Looking at ways to coax female coaches to the elite level has won a Griffith University student a Sports Management Association of Australia and New Zealand (SMAANZ) bursary.
Bachelor of Sports Management (Honours) student, Jeff Greenhill has been exploring career pathways for female coaches and why improvement strategies haven’t worked.
Mr Greenhill is also a scholar with the Queensland Academy of Sport (QAS) Centre of Excellence for Applied Sport Science Research (CoE).
He said success of organised sport was heavily dependent on the availability of coaches, yet the number of coaches in Australia was declining and there was a shortage of female coaches.

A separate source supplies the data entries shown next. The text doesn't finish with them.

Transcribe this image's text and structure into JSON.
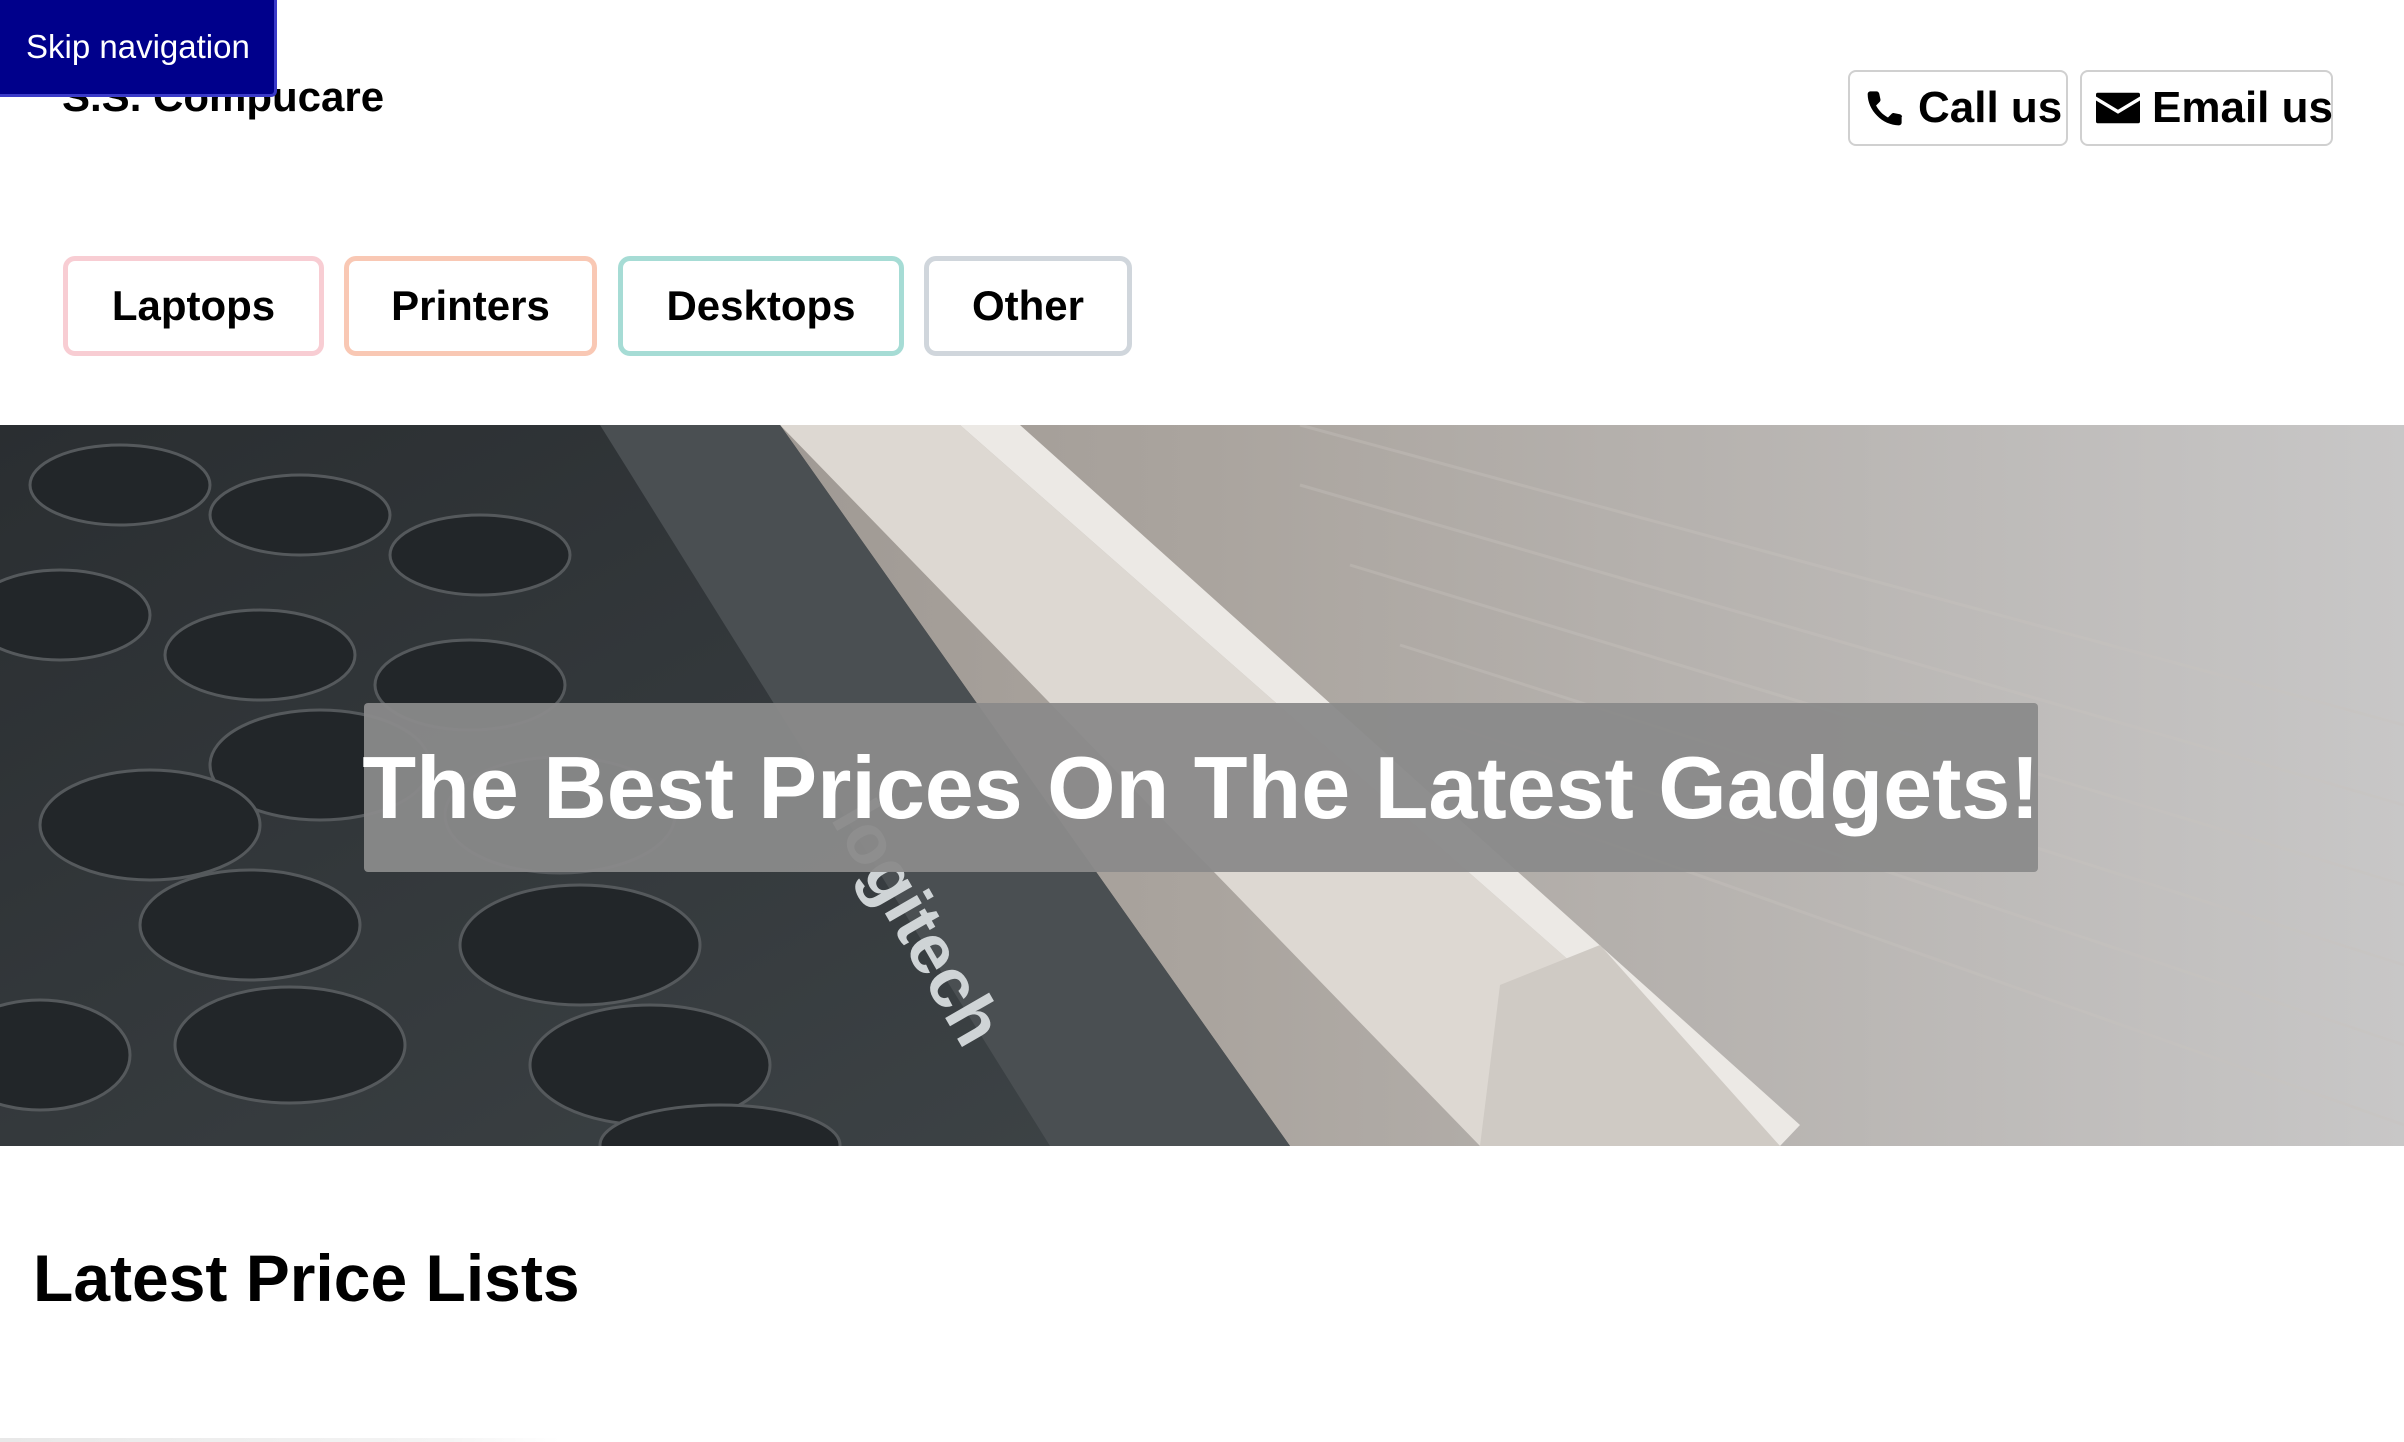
{
  "skip_link": {
    "label": "Skip navigation",
    "background": "#00008b"
  },
  "header": {
    "brand": "S.S. Compucare",
    "call": {
      "label": "Call us",
      "icon": "phone-icon"
    },
    "email": {
      "label": "Email us",
      "icon": "envelope-icon"
    }
  },
  "categories": [
    {
      "label": "Laptops",
      "border_color": "#f8cdd3"
    },
    {
      "label": "Printers",
      "border_color": "#f9c8b4"
    },
    {
      "label": "Desktops",
      "border_color": "#a6dcd5"
    },
    {
      "label": "Other",
      "border_color": "#d0d6dc"
    }
  ],
  "hero": {
    "headline": "The Best Prices On The Latest Gadgets!",
    "keyboard_brand": "logitech"
  },
  "main": {
    "section_title": "Latest Price Lists"
  }
}
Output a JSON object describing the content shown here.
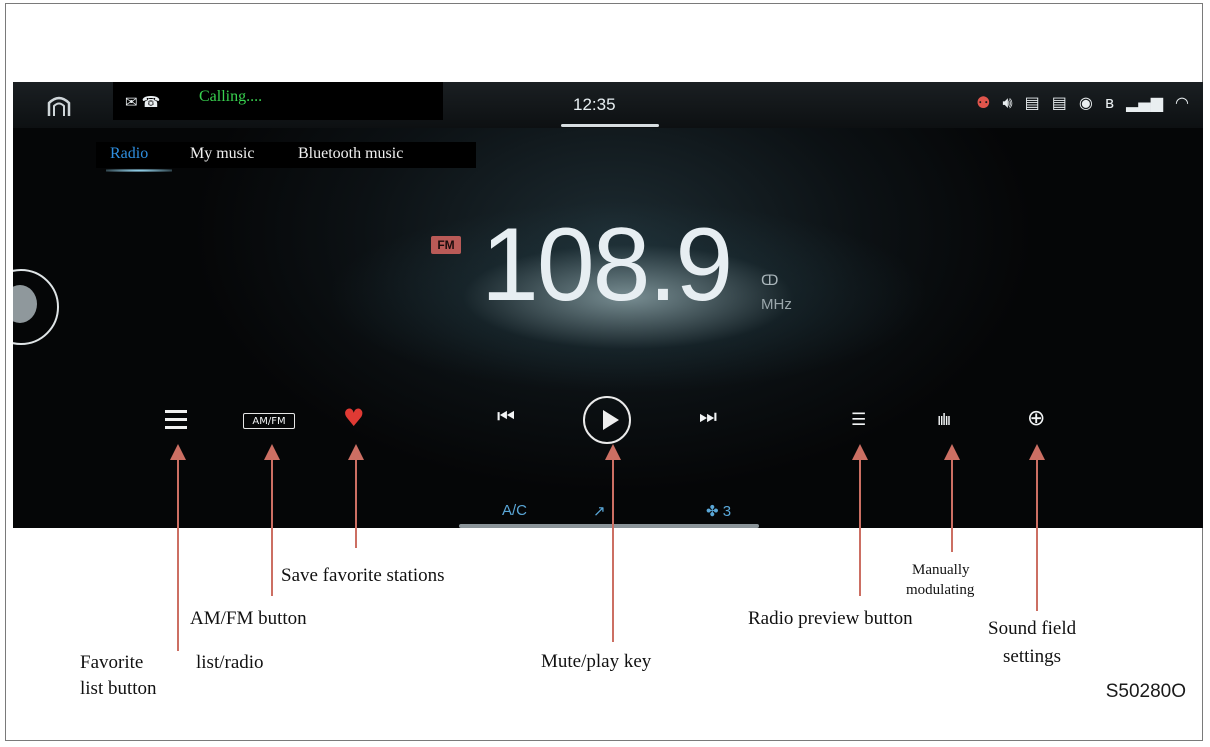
{
  "status_bar": {
    "notification_icons": [
      "mail-icon",
      "missed-call-icon"
    ],
    "calling_text": "Calling....",
    "time": "12:35",
    "right_icons": [
      "person-icon",
      "volume-icon",
      "usb-icon",
      "usb-icon",
      "hotspot-icon",
      "bluetooth-icon",
      "signal-icon",
      "wifi-icon"
    ]
  },
  "tabs": [
    {
      "label": "Radio",
      "active": true
    },
    {
      "label": "My music",
      "active": false
    },
    {
      "label": "Bluetooth music",
      "active": false
    }
  ],
  "radio": {
    "band_badge": "FM",
    "frequency": "108.9",
    "stereo_symbol": "ↀ",
    "unit": "MHz"
  },
  "controls": {
    "amfm_label": "AM/FM",
    "heart_color": "#e03a34"
  },
  "climate": {
    "ac_label": "A/C",
    "fan_label": "3"
  },
  "annotations": {
    "save_favorite": "Save favorite stations",
    "amfm_button": "AM/FM button",
    "favorite_list": [
      "Favorite",
      "list button"
    ],
    "list_radio": "list/radio",
    "mute_play": "Mute/play key",
    "radio_preview": "Radio preview button",
    "manually": [
      "Manually",
      "modulating"
    ],
    "sound_field": [
      "Sound field",
      "settings"
    ]
  },
  "figure_code": "S50280O",
  "colors": {
    "accent_blue": "#2f8fe0",
    "calling_green": "#38d24f",
    "arrow_red": "#cc6f63"
  }
}
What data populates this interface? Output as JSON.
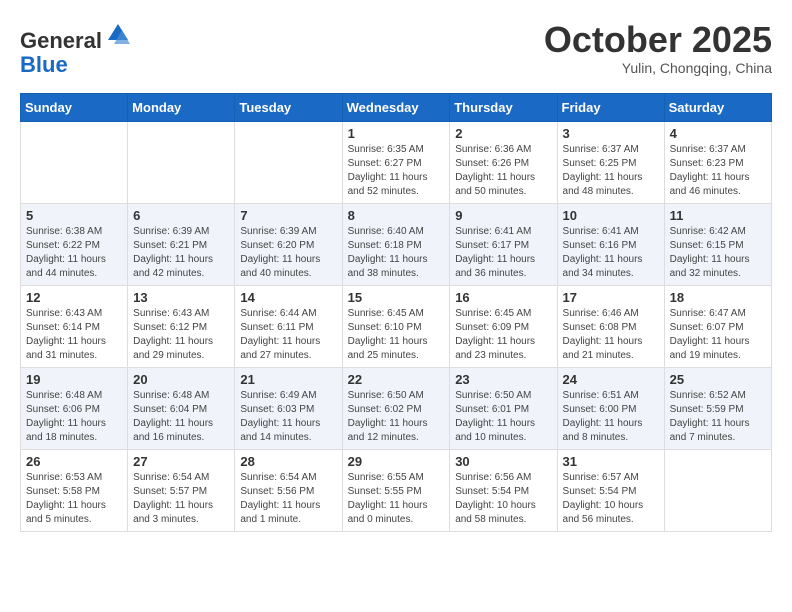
{
  "header": {
    "logo_line1": "General",
    "logo_line2": "Blue",
    "month": "October 2025",
    "location": "Yulin, Chongqing, China"
  },
  "weekdays": [
    "Sunday",
    "Monday",
    "Tuesday",
    "Wednesday",
    "Thursday",
    "Friday",
    "Saturday"
  ],
  "weeks": [
    [
      {
        "day": "",
        "info": ""
      },
      {
        "day": "",
        "info": ""
      },
      {
        "day": "",
        "info": ""
      },
      {
        "day": "1",
        "info": "Sunrise: 6:35 AM\nSunset: 6:27 PM\nDaylight: 11 hours\nand 52 minutes."
      },
      {
        "day": "2",
        "info": "Sunrise: 6:36 AM\nSunset: 6:26 PM\nDaylight: 11 hours\nand 50 minutes."
      },
      {
        "day": "3",
        "info": "Sunrise: 6:37 AM\nSunset: 6:25 PM\nDaylight: 11 hours\nand 48 minutes."
      },
      {
        "day": "4",
        "info": "Sunrise: 6:37 AM\nSunset: 6:23 PM\nDaylight: 11 hours\nand 46 minutes."
      }
    ],
    [
      {
        "day": "5",
        "info": "Sunrise: 6:38 AM\nSunset: 6:22 PM\nDaylight: 11 hours\nand 44 minutes."
      },
      {
        "day": "6",
        "info": "Sunrise: 6:39 AM\nSunset: 6:21 PM\nDaylight: 11 hours\nand 42 minutes."
      },
      {
        "day": "7",
        "info": "Sunrise: 6:39 AM\nSunset: 6:20 PM\nDaylight: 11 hours\nand 40 minutes."
      },
      {
        "day": "8",
        "info": "Sunrise: 6:40 AM\nSunset: 6:18 PM\nDaylight: 11 hours\nand 38 minutes."
      },
      {
        "day": "9",
        "info": "Sunrise: 6:41 AM\nSunset: 6:17 PM\nDaylight: 11 hours\nand 36 minutes."
      },
      {
        "day": "10",
        "info": "Sunrise: 6:41 AM\nSunset: 6:16 PM\nDaylight: 11 hours\nand 34 minutes."
      },
      {
        "day": "11",
        "info": "Sunrise: 6:42 AM\nSunset: 6:15 PM\nDaylight: 11 hours\nand 32 minutes."
      }
    ],
    [
      {
        "day": "12",
        "info": "Sunrise: 6:43 AM\nSunset: 6:14 PM\nDaylight: 11 hours\nand 31 minutes."
      },
      {
        "day": "13",
        "info": "Sunrise: 6:43 AM\nSunset: 6:12 PM\nDaylight: 11 hours\nand 29 minutes."
      },
      {
        "day": "14",
        "info": "Sunrise: 6:44 AM\nSunset: 6:11 PM\nDaylight: 11 hours\nand 27 minutes."
      },
      {
        "day": "15",
        "info": "Sunrise: 6:45 AM\nSunset: 6:10 PM\nDaylight: 11 hours\nand 25 minutes."
      },
      {
        "day": "16",
        "info": "Sunrise: 6:45 AM\nSunset: 6:09 PM\nDaylight: 11 hours\nand 23 minutes."
      },
      {
        "day": "17",
        "info": "Sunrise: 6:46 AM\nSunset: 6:08 PM\nDaylight: 11 hours\nand 21 minutes."
      },
      {
        "day": "18",
        "info": "Sunrise: 6:47 AM\nSunset: 6:07 PM\nDaylight: 11 hours\nand 19 minutes."
      }
    ],
    [
      {
        "day": "19",
        "info": "Sunrise: 6:48 AM\nSunset: 6:06 PM\nDaylight: 11 hours\nand 18 minutes."
      },
      {
        "day": "20",
        "info": "Sunrise: 6:48 AM\nSunset: 6:04 PM\nDaylight: 11 hours\nand 16 minutes."
      },
      {
        "day": "21",
        "info": "Sunrise: 6:49 AM\nSunset: 6:03 PM\nDaylight: 11 hours\nand 14 minutes."
      },
      {
        "day": "22",
        "info": "Sunrise: 6:50 AM\nSunset: 6:02 PM\nDaylight: 11 hours\nand 12 minutes."
      },
      {
        "day": "23",
        "info": "Sunrise: 6:50 AM\nSunset: 6:01 PM\nDaylight: 11 hours\nand 10 minutes."
      },
      {
        "day": "24",
        "info": "Sunrise: 6:51 AM\nSunset: 6:00 PM\nDaylight: 11 hours\nand 8 minutes."
      },
      {
        "day": "25",
        "info": "Sunrise: 6:52 AM\nSunset: 5:59 PM\nDaylight: 11 hours\nand 7 minutes."
      }
    ],
    [
      {
        "day": "26",
        "info": "Sunrise: 6:53 AM\nSunset: 5:58 PM\nDaylight: 11 hours\nand 5 minutes."
      },
      {
        "day": "27",
        "info": "Sunrise: 6:54 AM\nSunset: 5:57 PM\nDaylight: 11 hours\nand 3 minutes."
      },
      {
        "day": "28",
        "info": "Sunrise: 6:54 AM\nSunset: 5:56 PM\nDaylight: 11 hours\nand 1 minute."
      },
      {
        "day": "29",
        "info": "Sunrise: 6:55 AM\nSunset: 5:55 PM\nDaylight: 11 hours\nand 0 minutes."
      },
      {
        "day": "30",
        "info": "Sunrise: 6:56 AM\nSunset: 5:54 PM\nDaylight: 10 hours\nand 58 minutes."
      },
      {
        "day": "31",
        "info": "Sunrise: 6:57 AM\nSunset: 5:54 PM\nDaylight: 10 hours\nand 56 minutes."
      },
      {
        "day": "",
        "info": ""
      }
    ]
  ]
}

“A common assumption is the proportion of female coaches is relatively equal to the proportion of female participants in sport, however for many sports this is not the case,” Mr Greenhill said.
“The low numbers of female coaches, especially at the elite levels of sport is alarming.
“The concern is not only equal opportunity for women, but also on the availability of appropriate role models for younger females.”
Mr Greenhill said his research revealed a number of organisational strategies appeared to have a negative affect on females in the sport environment.
“My recommendations focus on coaching recruitment and retention procedures as well as further developing the promotion of female coach development programs to coaches and administrators,” Mr Greenhill said.
Mr Greenhill will present his research findings to the Queensland Academy of Sport and Queensland Sport Organisations with recommendations that seek to influence organisational practices so they better consider career pathways for female coaches.
As part of the bursary Mr Greenhill also presented his findings at the recent 13th Annual SMAANZ Conference in Auckland, New Zealand.
The bursary included free SMAANZ membership, $1,000 towards conference expenses to present his research and $500.